Page and application data records
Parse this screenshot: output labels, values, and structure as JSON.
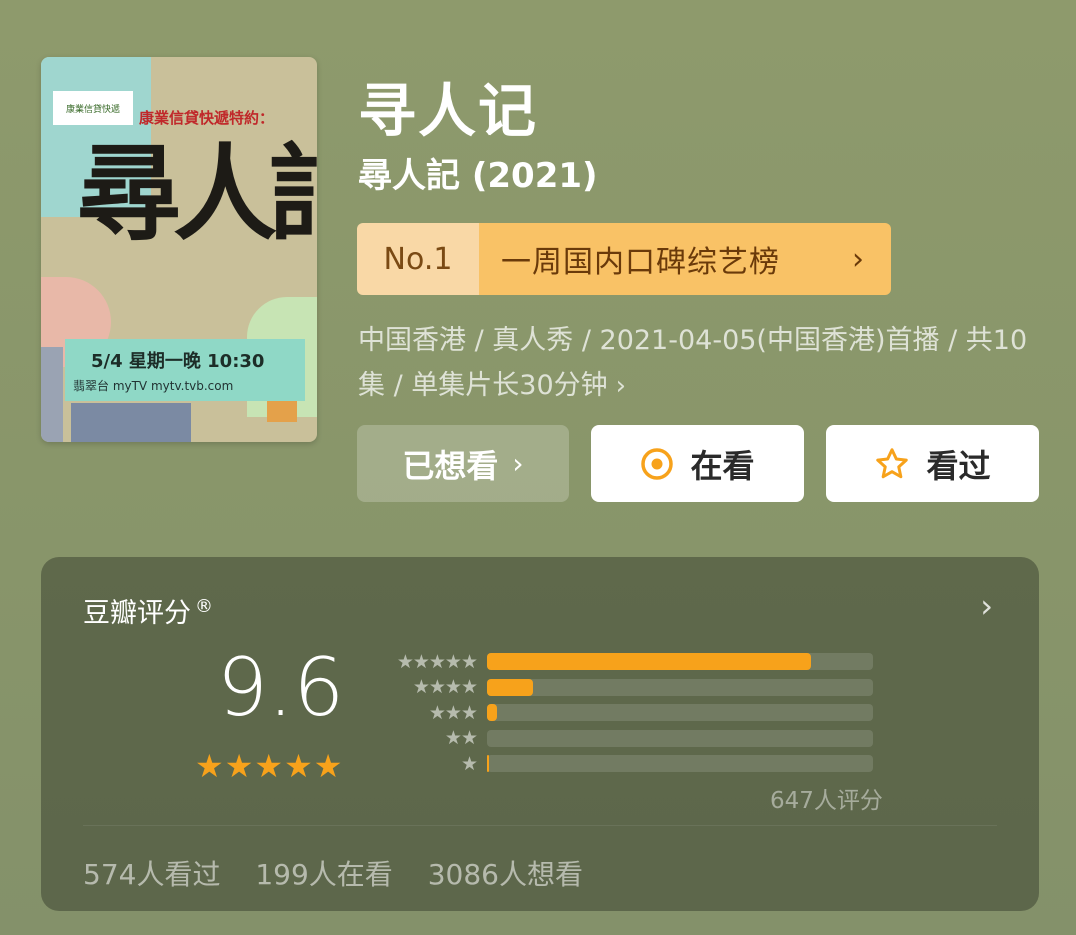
{
  "poster": {
    "sponsor": "康業信貸快遞特約：",
    "logo_text": "康業信貸快遞",
    "title": "尋人記",
    "airtime": "5/4  星期一晚 10:30",
    "channels": "翡翠台  myTV  mytv.tvb.com"
  },
  "title": "寻人记",
  "original_title": "尋人記 (2021)",
  "ranking": {
    "number": "No.1",
    "label": "一周国内口碑综艺榜",
    "chevron": "›"
  },
  "meta": "中国香港 / 真人秀 / 2021-04-05(中国香港)首播 / 共10集 / 单集片长30分钟",
  "meta_chevron": "›",
  "buttons": {
    "want": "已想看",
    "want_chevron": "›",
    "watching": "在看",
    "watched": "看过"
  },
  "rating": {
    "label": "豆瓣评分",
    "registered_mark": "®",
    "arrow": "›",
    "score": "9.6",
    "stars": "★★★★★",
    "distribution": [
      {
        "stars": "★★★★★",
        "fraction": 0.84
      },
      {
        "stars": "★★★★",
        "fraction": 0.12
      },
      {
        "stars": "★★★",
        "fraction": 0.025
      },
      {
        "stars": "★★",
        "fraction": 0.0
      },
      {
        "stars": "★",
        "fraction": 0.005
      }
    ],
    "count": "647人评分"
  },
  "stats": {
    "watched": "574人看过",
    "watching": "199人在看",
    "wish": "3086人想看"
  },
  "colors": {
    "accent": "#f7a21b",
    "rank_no_bg": "#f9d8a6",
    "rank_text_bg": "#f9c266"
  }
}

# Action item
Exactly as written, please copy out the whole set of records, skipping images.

# Completed exercise
Parse this screenshot: output labels, values, and structure as JSON.
{
  "poster": {
    "sponsor": "康業信貸快遞特約：",
    "logo_text": "康業信貸快遞",
    "title": "尋人記",
    "airtime": "5/4  星期一晚 10:30",
    "channels": "翡翠台  myTV  mytv.tvb.com"
  },
  "title": "寻人记",
  "original_title": "尋人記 (2021)",
  "ranking": {
    "number": "No.1",
    "label": "一周国内口碑综艺榜",
    "chevron": "›"
  },
  "meta": "中国香港 / 真人秀 / 2021-04-05(中国香港)首播 / 共10集 / 单集片长30分钟",
  "meta_chevron": "›",
  "buttons": {
    "want": "已想看",
    "want_chevron": "›",
    "watching": "在看",
    "watched": "看过"
  },
  "rating": {
    "label": "豆瓣评分",
    "registered_mark": "®",
    "arrow": "›",
    "score": "9.6",
    "stars": "★★★★★",
    "distribution": [
      {
        "stars": "★★★★★",
        "fraction": 0.84
      },
      {
        "stars": "★★★★",
        "fraction": 0.12
      },
      {
        "stars": "★★★",
        "fraction": 0.025
      },
      {
        "stars": "★★",
        "fraction": 0.0
      },
      {
        "stars": "★",
        "fraction": 0.005
      }
    ],
    "count": "647人评分"
  },
  "stats": {
    "watched": "574人看过",
    "watching": "199人在看",
    "wish": "3086人想看"
  },
  "colors": {
    "accent": "#f7a21b",
    "rank_no_bg": "#f9d8a6",
    "rank_text_bg": "#f9c266"
  }
}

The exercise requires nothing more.